- Supplied material:
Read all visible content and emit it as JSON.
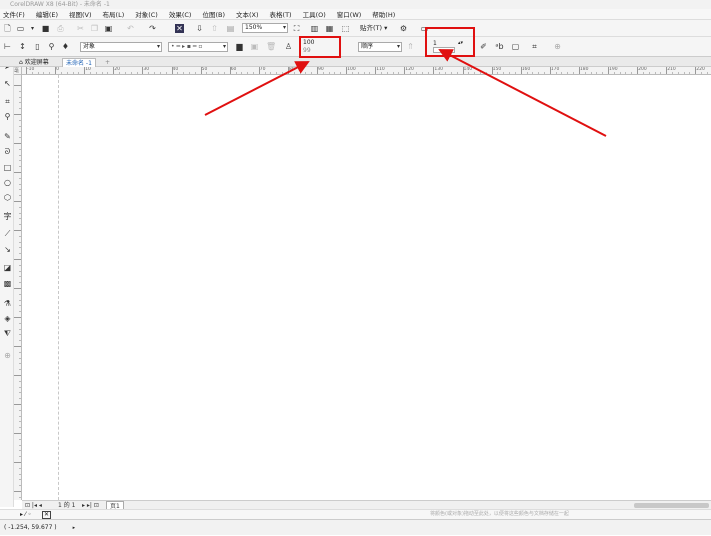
{
  "title": "CorelDRAW X8 (64-Bit) - 未命名 -1",
  "menu": [
    "文件(F)",
    "编辑(E)",
    "视图(V)",
    "布局(L)",
    "对象(C)",
    "效果(C)",
    "位图(B)",
    "文本(X)",
    "表格(T)",
    "工具(O)",
    "窗口(W)",
    "帮助(H)"
  ],
  "toolbar1": {
    "zoom": "150%",
    "snap_label": "贴齐(T)"
  },
  "propbar": {
    "object_label": "对象",
    "line_style": "",
    "transparency_top": "100",
    "transparency_bottom": "99",
    "order_label": "顺序",
    "spin_value": "1",
    "spin_value_2": ""
  },
  "tabs": {
    "welcome": "欢迎屏幕",
    "doc": "未命名 -1"
  },
  "ruler": {
    "unit": "毫米",
    "ticks": [
      "-10",
      "0",
      "10",
      "20",
      "30",
      "40",
      "50",
      "60",
      "70",
      "80",
      "90",
      "100",
      "110",
      "120",
      "130",
      "140",
      "150",
      "160",
      "170",
      "180",
      "190",
      "200",
      "210",
      "220"
    ]
  },
  "pagenav": {
    "counter": "1 的 1",
    "page": "页1"
  },
  "palette_hint": "将颜色(或对象)拖动至此处，以便将这些颜色与文档存储在一起",
  "status": {
    "coords": "( -1.254, 59.677 )"
  },
  "colors": {
    "annotation": "#e01010"
  }
}
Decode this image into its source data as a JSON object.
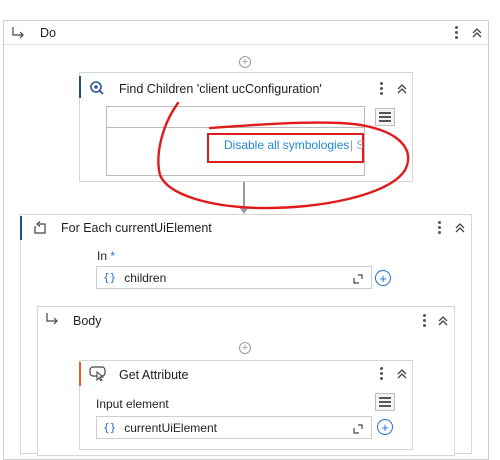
{
  "do_sequence": {
    "title": "Do"
  },
  "find_children": {
    "title": "Find Children 'client  ucConfiguration'",
    "preview_link": "Disable all symbologies",
    "preview_link_cut": "| S"
  },
  "for_each": {
    "title": "For Each currentUiElement",
    "in_label": "In",
    "in_required": "*",
    "in_value": "children"
  },
  "body": {
    "title": "Body"
  },
  "get_attribute": {
    "title": "Get Attribute",
    "input_label": "Input element",
    "input_value": "currentUiElement"
  },
  "icons": {
    "variable": "{}",
    "add": "+",
    "kebab": "more-vert-icon",
    "collapse": "double-chevron-up-icon",
    "sequence": "sequence-arrow-icon",
    "loop": "loop-icon",
    "search": "search-target-icon",
    "hover": "hover-attribute-icon"
  },
  "colors": {
    "accent_blue": "#1a4f8a",
    "accent_orange": "#f05a22",
    "link": "#1e88d2",
    "annotation_red": "#e01b1b"
  }
}
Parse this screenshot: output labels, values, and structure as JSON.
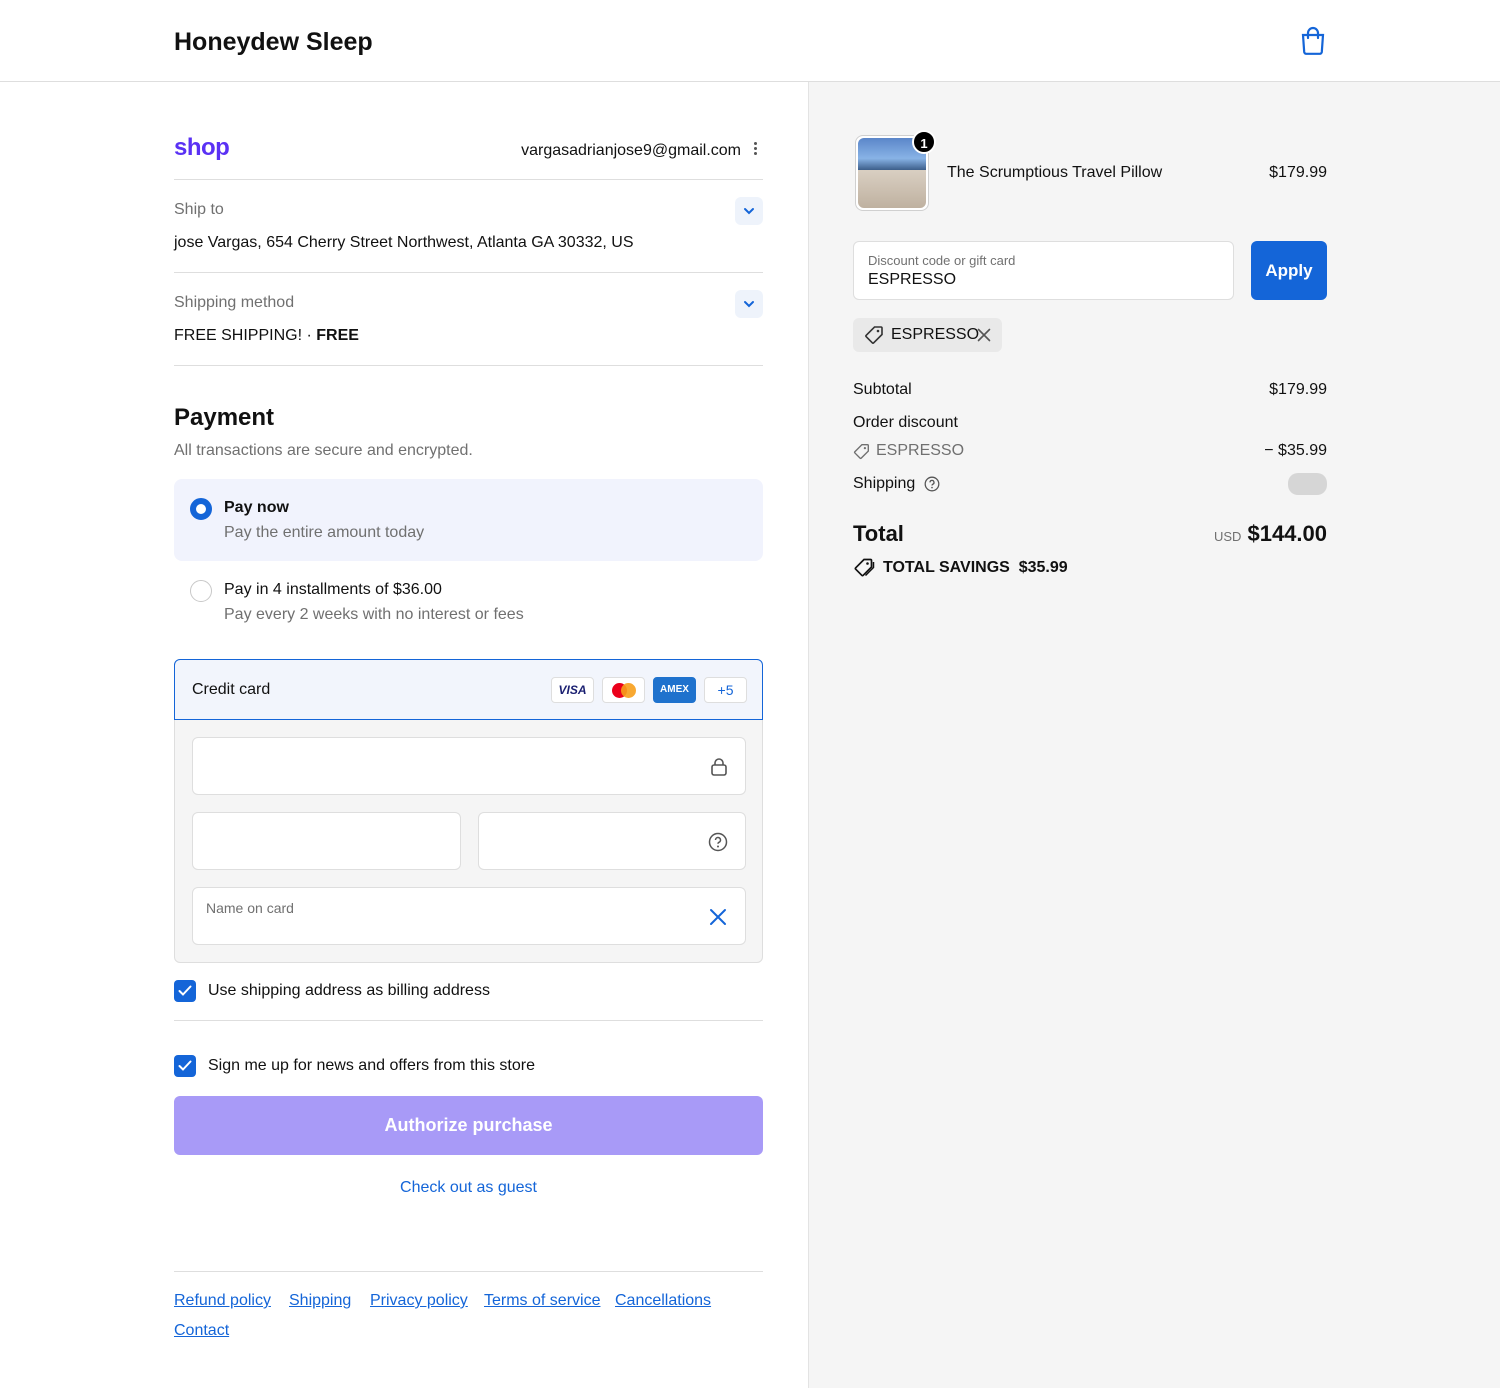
{
  "header": {
    "store_name": "Honeydew Sleep",
    "cart_icon": "shopping-bag-icon"
  },
  "shop_account": {
    "logo_text": "shop",
    "email": "vargasadrianjose9@gmail.com",
    "menu_icon": "kebab-menu-icon"
  },
  "ship_to": {
    "label": "Ship to",
    "value": "jose Vargas, 654 Cherry Street Northwest, Atlanta GA 30332, US"
  },
  "shipping_method": {
    "label": "Shipping method",
    "value": "FREE SHIPPING!",
    "separator": "·",
    "price": "FREE"
  },
  "payment": {
    "title": "Payment",
    "subtitle": "All transactions are secure and encrypted.",
    "options": [
      {
        "title": "Pay now",
        "subtitle": "Pay the entire amount today",
        "selected": true
      },
      {
        "title": "Pay in 4 installments of $36.00",
        "subtitle": "Pay every 2 weeks with no interest or fees",
        "selected": false
      }
    ],
    "credit_card": {
      "label": "Credit card",
      "brands": [
        "VISA",
        "",
        "AMEX"
      ],
      "more": "+5",
      "card_number_value": "",
      "expiration_value": "",
      "security_code_value": "",
      "name_label": "Name on card",
      "name_value": ""
    },
    "billing_checkbox": {
      "label": "Use shipping address as billing address",
      "checked": true
    },
    "newsletter_checkbox": {
      "label": "Sign me up for news and offers from this store",
      "checked": true
    }
  },
  "actions": {
    "authorize": "Authorize purchase",
    "guest": "Check out as guest"
  },
  "footer": {
    "links": [
      "Refund policy",
      "Shipping",
      "Privacy policy",
      "Terms of service",
      "Cancellations",
      "Contact"
    ]
  },
  "order": {
    "item": {
      "name": "The Scrumptious Travel Pillow",
      "price": "$179.99",
      "quantity": "1"
    },
    "discount_input": {
      "placeholder": "Discount code or gift card",
      "value": "ESPRESSO"
    },
    "apply": "Apply",
    "applied_code": "ESPRESSO",
    "subtotal": {
      "label": "Subtotal",
      "value": "$179.99"
    },
    "order_discount": {
      "label": "Order discount",
      "code": "ESPRESSO",
      "value": "− $35.99"
    },
    "shipping": {
      "label": "Shipping"
    },
    "total": {
      "label": "Total",
      "currency": "USD",
      "value": "$144.00"
    },
    "savings": {
      "label": "TOTAL SAVINGS",
      "value": "$35.99"
    }
  },
  "colors": {
    "accent": "#1465d8",
    "shop_purple": "#5a31f4",
    "authorize_button": "#a89af7",
    "summary_bg": "#f5f5f5"
  }
}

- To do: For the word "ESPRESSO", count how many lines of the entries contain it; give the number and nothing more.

- Reply to the task: 3